• **TASK BRIEF**
Every entry needs to be repeated exactly, with nothing left out.

──────────────────────────────

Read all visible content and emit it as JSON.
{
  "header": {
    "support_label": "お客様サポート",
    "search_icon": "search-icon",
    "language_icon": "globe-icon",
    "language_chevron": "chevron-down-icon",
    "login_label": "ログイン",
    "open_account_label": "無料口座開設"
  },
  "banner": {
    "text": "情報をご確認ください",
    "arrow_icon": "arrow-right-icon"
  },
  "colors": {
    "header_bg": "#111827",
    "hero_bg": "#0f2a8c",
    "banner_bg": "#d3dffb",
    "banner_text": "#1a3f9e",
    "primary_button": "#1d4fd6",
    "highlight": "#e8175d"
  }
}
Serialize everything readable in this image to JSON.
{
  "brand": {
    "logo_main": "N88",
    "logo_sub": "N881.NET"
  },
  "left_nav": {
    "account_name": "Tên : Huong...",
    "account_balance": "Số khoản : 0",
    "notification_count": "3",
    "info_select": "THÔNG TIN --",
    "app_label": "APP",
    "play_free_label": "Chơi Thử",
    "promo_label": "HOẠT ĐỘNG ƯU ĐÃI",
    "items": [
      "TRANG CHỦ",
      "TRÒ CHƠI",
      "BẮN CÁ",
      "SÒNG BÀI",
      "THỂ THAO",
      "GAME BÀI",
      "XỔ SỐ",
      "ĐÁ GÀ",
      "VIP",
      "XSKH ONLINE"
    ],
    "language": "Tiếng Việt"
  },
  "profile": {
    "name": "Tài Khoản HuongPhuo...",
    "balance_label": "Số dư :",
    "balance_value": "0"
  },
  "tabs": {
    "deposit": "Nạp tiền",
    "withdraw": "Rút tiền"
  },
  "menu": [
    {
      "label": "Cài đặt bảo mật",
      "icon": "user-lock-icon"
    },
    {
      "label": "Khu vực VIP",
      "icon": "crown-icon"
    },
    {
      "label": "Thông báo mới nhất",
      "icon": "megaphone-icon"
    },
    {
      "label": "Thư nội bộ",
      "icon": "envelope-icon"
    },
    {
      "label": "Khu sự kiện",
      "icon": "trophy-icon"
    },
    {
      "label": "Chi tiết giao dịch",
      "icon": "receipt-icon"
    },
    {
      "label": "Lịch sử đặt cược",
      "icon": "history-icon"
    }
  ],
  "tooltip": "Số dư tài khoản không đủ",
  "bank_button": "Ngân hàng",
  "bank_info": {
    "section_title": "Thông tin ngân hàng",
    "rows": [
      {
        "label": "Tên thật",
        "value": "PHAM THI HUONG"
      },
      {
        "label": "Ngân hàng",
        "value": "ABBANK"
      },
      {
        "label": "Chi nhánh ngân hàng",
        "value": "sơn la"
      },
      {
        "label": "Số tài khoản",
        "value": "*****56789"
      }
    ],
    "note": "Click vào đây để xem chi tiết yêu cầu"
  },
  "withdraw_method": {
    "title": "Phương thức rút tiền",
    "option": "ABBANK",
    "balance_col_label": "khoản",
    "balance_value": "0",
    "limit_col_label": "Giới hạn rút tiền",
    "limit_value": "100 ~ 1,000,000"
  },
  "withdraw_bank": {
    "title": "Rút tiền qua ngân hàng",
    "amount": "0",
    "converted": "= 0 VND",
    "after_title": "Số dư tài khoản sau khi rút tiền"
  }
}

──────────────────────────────

• **OUTPUT**
Read all visible content and emit it as JSON.
{
  "header": {
    "support_label": "お客様サポート",
    "search_icon": "search-icon",
    "language_icon": "globe-icon",
    "language_chevron": "chevron-down-icon",
    "login_label": "ログイン",
    "open_account_label": "無料口座開設"
  },
  "banner": {
    "text": "情報をご確認ください",
    "arrow_icon": "arrow-right-icon"
  },
  "colors": {
    "header_bg": "#111827",
    "hero_bg": "#0f2a8c",
    "banner_bg": "#d3dffb",
    "banner_text": "#1a3f9e",
    "primary_button": "#1d4fd6",
    "highlight": "#e8175d"
  }
}
Serialize everything readable in this image to JSON.
{
  "brand": {
    "logo_main": "N88",
    "logo_sub": "N881.NET"
  },
  "left_nav": {
    "account_name": "Tên : Huong...",
    "account_balance": "Số khoản : 0",
    "notification_count": "3",
    "info_select": "THÔNG TIN --",
    "app_label": "APP",
    "play_free_label": "Chơi Thử",
    "promo_label": "HOẠT ĐỘNG ƯU ĐÃI",
    "items": [
      "TRANG CHỦ",
      "TRÒ CHƠI",
      "BẮN CÁ",
      "SÒNG BÀI",
      "THỂ THAO",
      "GAME BÀI",
      "XỔ SỐ",
      "ĐÁ GÀ",
      "VIP",
      "XSKH ONLINE"
    ],
    "language": "Tiếng Việt"
  },
  "profile": {
    "name": "Tài Khoản HuongPhuo...",
    "balance_label": "Số dư :",
    "balance_value": "0"
  },
  "tabs": {
    "deposit": "Nạp tiền",
    "withdraw": "Rút tiền"
  },
  "menu": [
    {
      "label": "Cài đặt bảo mật",
      "icon": "user-lock-icon"
    },
    {
      "label": "Khu vực VIP",
      "icon": "crown-icon"
    },
    {
      "label": "Thông báo mới nhất",
      "icon": "megaphone-icon"
    },
    {
      "label": "Thư nội bộ",
      "icon": "envelope-icon"
    },
    {
      "label": "Khu sự kiện",
      "icon": "trophy-icon"
    },
    {
      "label": "Chi tiết giao dịch",
      "icon": "receipt-icon"
    },
    {
      "label": "Lịch sử đặt cược",
      "icon": "history-icon"
    }
  ],
  "tooltip": "Số dư tài khoản không đủ",
  "bank_button": "Ngân hàng",
  "bank_info": {
    "section_title": "Thông tin ngân hàng",
    "rows": [
      {
        "label": "Tên thật",
        "value": "PHAM THI HUONG"
      },
      {
        "label": "Ngân hàng",
        "value": "ABBANK"
      },
      {
        "label": "Chi nhánh ngân hàng",
        "value": "sơn la"
      },
      {
        "label": "Số tài khoản",
        "value": "*****56789"
      }
    ],
    "note": "Click vào đây để xem chi tiết yêu cầu"
  },
  "withdraw_method": {
    "title": "Phương thức rút tiền",
    "option": "ABBANK",
    "balance_col_label": "khoản",
    "balance_value": "0",
    "limit_col_label": "Giới hạn rút tiền",
    "limit_value": "100 ~ 1,000,000"
  },
  "withdraw_bank": {
    "title": "Rút tiền qua ngân hàng",
    "amount": "0",
    "converted": "= 0 VND",
    "after_title": "Số dư tài khoản sau khi rút tiền"
  }
}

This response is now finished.